Dr. Chen is an Associate Editor of the IEEE TRANSACTIONS ONVEHICULAR
TECHNOLOGYand*Computer Networks*. He served as a TPC Co-Chair for IEEE
IWQoS 2009 and the Computer and Network Security Symposium of IEEE
IWCCC 2006, a Vice TPC Chair for IEEE MASS 2005, a Vice General Chair for
QShine 2005, a TPC Co-Chair for QShine 2004, and a TPC member for many
conferences including IEEE ICNP, IEEE INFOCOM, IEEE ICDCS, IEEE ICC,
IEEE GLOBECOM, etc. He received the IEEE Communications Society Best
Tutorial Paper Award in 1999 and the NSF CAREER Award in 2007.

**Yibei Ling**(M’00–SM’06) received the B.S. degree
in electrical engineering from Zhejiang University,
Hangzhou, China, in 1982, the M.S. degree in
biostatistics from Shanghai Medical University,
Shanghai, China, in 1985, and the Ph.D. degree in
computer science from Florida State University at
Miami in 1995.

Currently, he is a Senior Research Scientist
with Applied Research Laboratories, Telcordia
Technologies (formerly Bellcore), Morristown,
NJ, where he is developing wireless middleware
systems and wireless messaging systems.

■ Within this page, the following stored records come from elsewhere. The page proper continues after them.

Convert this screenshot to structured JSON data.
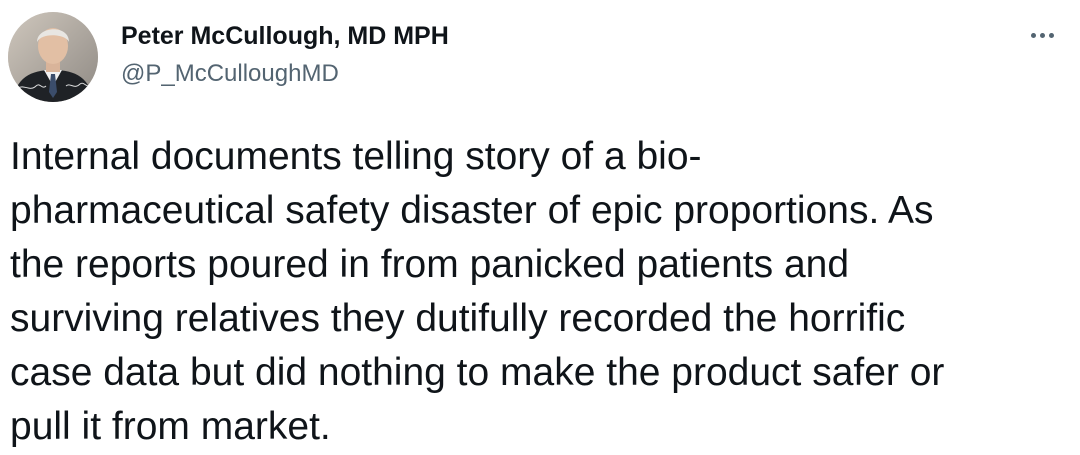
{
  "author": {
    "name": "Peter McCullough, MD MPH",
    "handle": "@P_McCulloughMD"
  },
  "menu": {
    "icon": "more-horizontal-icon"
  },
  "tweet": {
    "text": "Internal documents telling story of a bio-\npharmaceutical safety disaster of epic proportions.  As\nthe reports poured in from panicked patients and\nsurviving relatives they dutifully recorded the horrific\ncase data but did nothing to make the product safer or\npull it from market."
  },
  "colors": {
    "text": "#0f1419",
    "secondary": "#536471",
    "background": "#ffffff"
  }
}
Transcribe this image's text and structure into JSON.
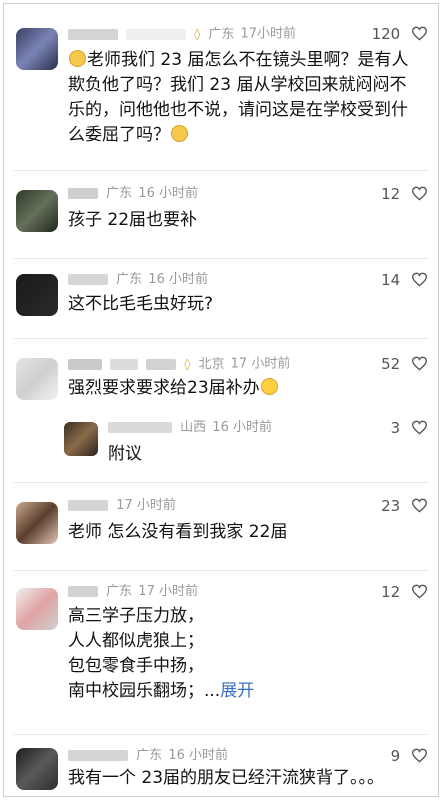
{
  "comments": [
    {
      "region": "广东",
      "time": "17小时前",
      "likes": "120",
      "badge": true,
      "text_parts": [
        "老师我们 23 届怎么不在镜头里啊？是有人欺负他了吗？我们 23 届从学校回来就闷闷不乐的，问他他也不说，请问这是在学校受到什么委屈了吗？"
      ]
    },
    {
      "region": "广东",
      "time": "16 小时前",
      "likes": "12",
      "text_parts": [
        "孩子 22届也要补"
      ]
    },
    {
      "region": "广东",
      "time": "16 小时前",
      "likes": "14",
      "text_parts": [
        "这不比毛毛虫好玩?"
      ]
    },
    {
      "region": "北京",
      "time": "17 小时前",
      "likes": "52",
      "badge": true,
      "text_parts": [
        "强烈要求要求给23届补办"
      ]
    },
    {
      "region": "山西",
      "time": "16 小时前",
      "likes": "3",
      "reply": true,
      "text_parts": [
        "附议"
      ]
    },
    {
      "region": "广东",
      "time": "17 小时前",
      "likes": "23",
      "text_parts": [
        "老师 怎么没有看到我家 22届"
      ]
    },
    {
      "region": "广东",
      "time": "17 小时前",
      "likes": "12",
      "lines": [
        "高三学子压力放，",
        "人人都似虎狼上；",
        "包包零食手中扬，",
        "南中校园乐翻场；..."
      ],
      "expand": "展开"
    },
    {
      "region": "广东",
      "time": "16 小时前",
      "likes": "9",
      "text_parts": [
        "我有一个 23届的朋友已经汗流狭背了。。。"
      ]
    }
  ],
  "colors": {
    "accent_link": "#3b6fc4",
    "meta_gray": "#9a9a9a"
  },
  "icons": [
    "heart-outline-icon",
    "smile-emoji-icon",
    "crying-emoji-icon",
    "badge-icon"
  ]
}
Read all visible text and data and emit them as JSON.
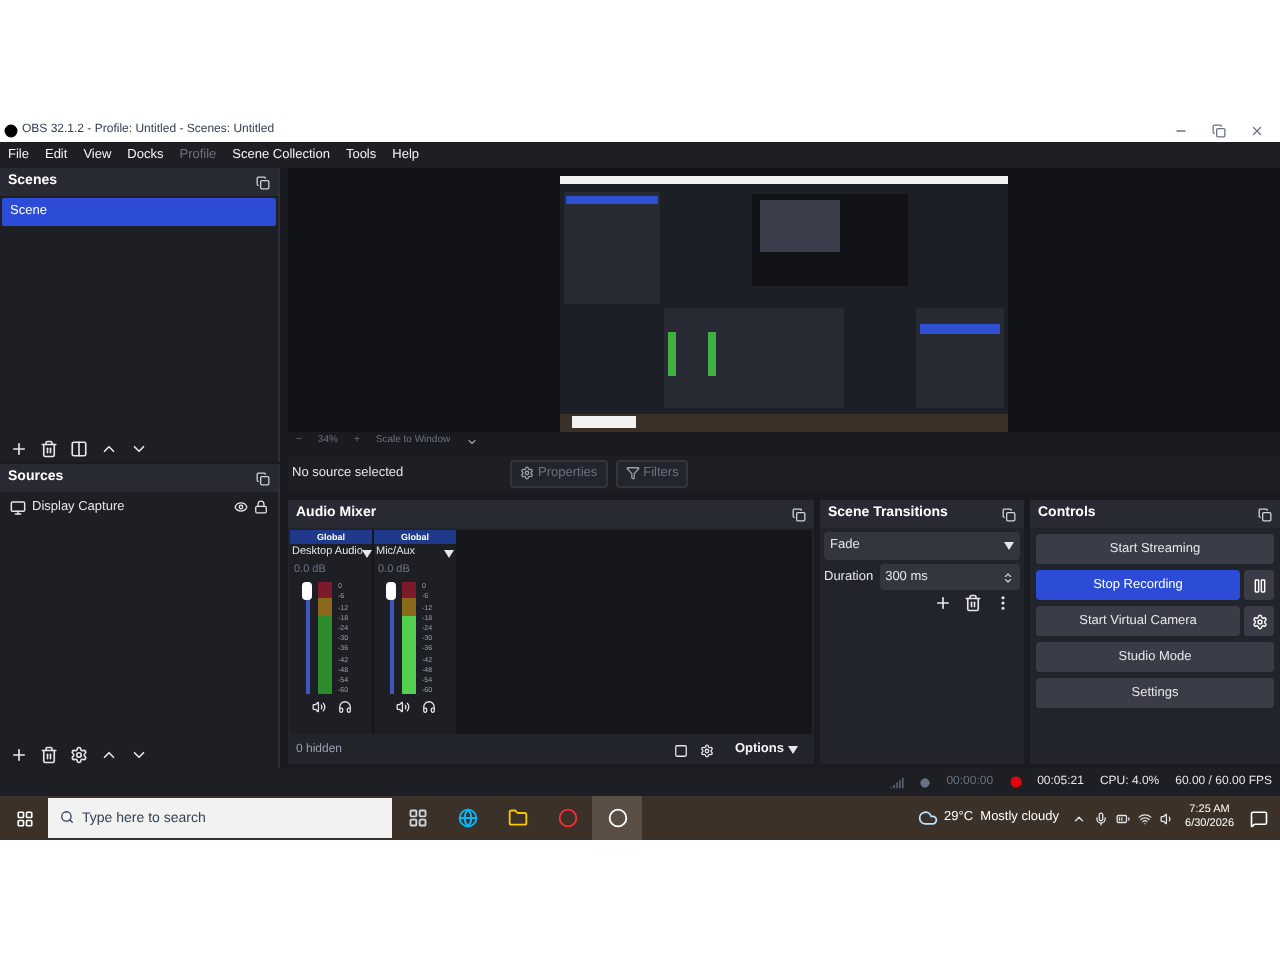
{
  "window": {
    "title": "OBS 32.1.2 - Profile: Untitled - Scenes: Untitled"
  },
  "menu": [
    {
      "label": "File",
      "disabled": false
    },
    {
      "label": "Edit",
      "disabled": false
    },
    {
      "label": "View",
      "disabled": false
    },
    {
      "label": "Docks",
      "disabled": false
    },
    {
      "label": "Profile",
      "disabled": true
    },
    {
      "label": "Scene Collection",
      "disabled": false
    },
    {
      "label": "Tools",
      "disabled": false
    },
    {
      "label": "Help",
      "disabled": false
    }
  ],
  "scenes": {
    "title": "Scenes",
    "items": [
      {
        "label": "Scene",
        "selected": true
      }
    ]
  },
  "preview": {
    "kind": "picture",
    "zoom_bar": [
      "−",
      "34%",
      "+",
      "Scale to Window"
    ]
  },
  "sources": {
    "title": "Sources",
    "items": [
      {
        "label": "Display Capture",
        "selected": false
      }
    ]
  },
  "source_toolbar": {
    "status": "No source selected",
    "buttons": [
      "Properties",
      "Filters"
    ]
  },
  "audio_mixer": {
    "title": "Audio Mixer",
    "channels": [
      {
        "badge": "Global",
        "name": "Desktop Audio",
        "reading": "0.0 dB",
        "level": 1,
        "ticks": [
          "0",
          "-6",
          "-12",
          "-18",
          "-24",
          "-30",
          "-36",
          "-42",
          "-48",
          "-54",
          "-60"
        ]
      },
      {
        "badge": "Global",
        "name": "Mic/Aux",
        "reading": "0.0 dB",
        "level": 1,
        "ticks": [
          "0",
          "-6",
          "-12",
          "-18",
          "-24",
          "-30",
          "-36",
          "-42",
          "-48",
          "-54",
          "-60"
        ]
      }
    ],
    "hidden": "0 hidden",
    "options": "Options"
  },
  "scene_transitions": {
    "title": "Scene Transitions",
    "transition": "Fade",
    "duration_label": "Duration",
    "duration": "300 ms"
  },
  "controls": {
    "title": "Controls",
    "buttons": [
      {
        "label": "Start Streaming",
        "active": false,
        "kind": "plain"
      },
      {
        "label": "Stop Recording",
        "active": true,
        "kind": "pause"
      },
      {
        "label": "Start Virtual Camera",
        "active": false,
        "kind": "gear"
      },
      {
        "label": "Studio Mode",
        "active": false,
        "kind": "plain"
      },
      {
        "label": "Settings",
        "active": false,
        "kind": "plain"
      }
    ]
  },
  "status_bar": {
    "stream_time": "00:00:00",
    "record_time": "00:05:21",
    "cpu": "CPU: 4.0%",
    "fps": "60.00 / 60.00 FPS"
  },
  "taskbar": {
    "search_placeholder": "Type here to search",
    "apps": [
      {
        "kind": "taskview",
        "selected": false
      },
      {
        "kind": "edge",
        "selected": false
      },
      {
        "kind": "folder",
        "selected": false
      },
      {
        "kind": "chrome",
        "selected": false
      },
      {
        "kind": "obs",
        "selected": true
      }
    ],
    "weather": "29°C  Mostly cloudy",
    "time": "7:25 AM",
    "date": "6/30/2026"
  }
}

He has published several papers in
the IEEE TRANSACTIONS ON KNOWLEDGE AND DATAENGINEERING, IEEE
TRANSACTIONS ONBIOMEDICALENGINEERING,*SIGMOD*,*Data Engineering*,

*Information Systems*, and*Operating System Review*. His research interests
in-clude distributed systems, system performance evaluation, query optimization
in database management systems, and biological modeling.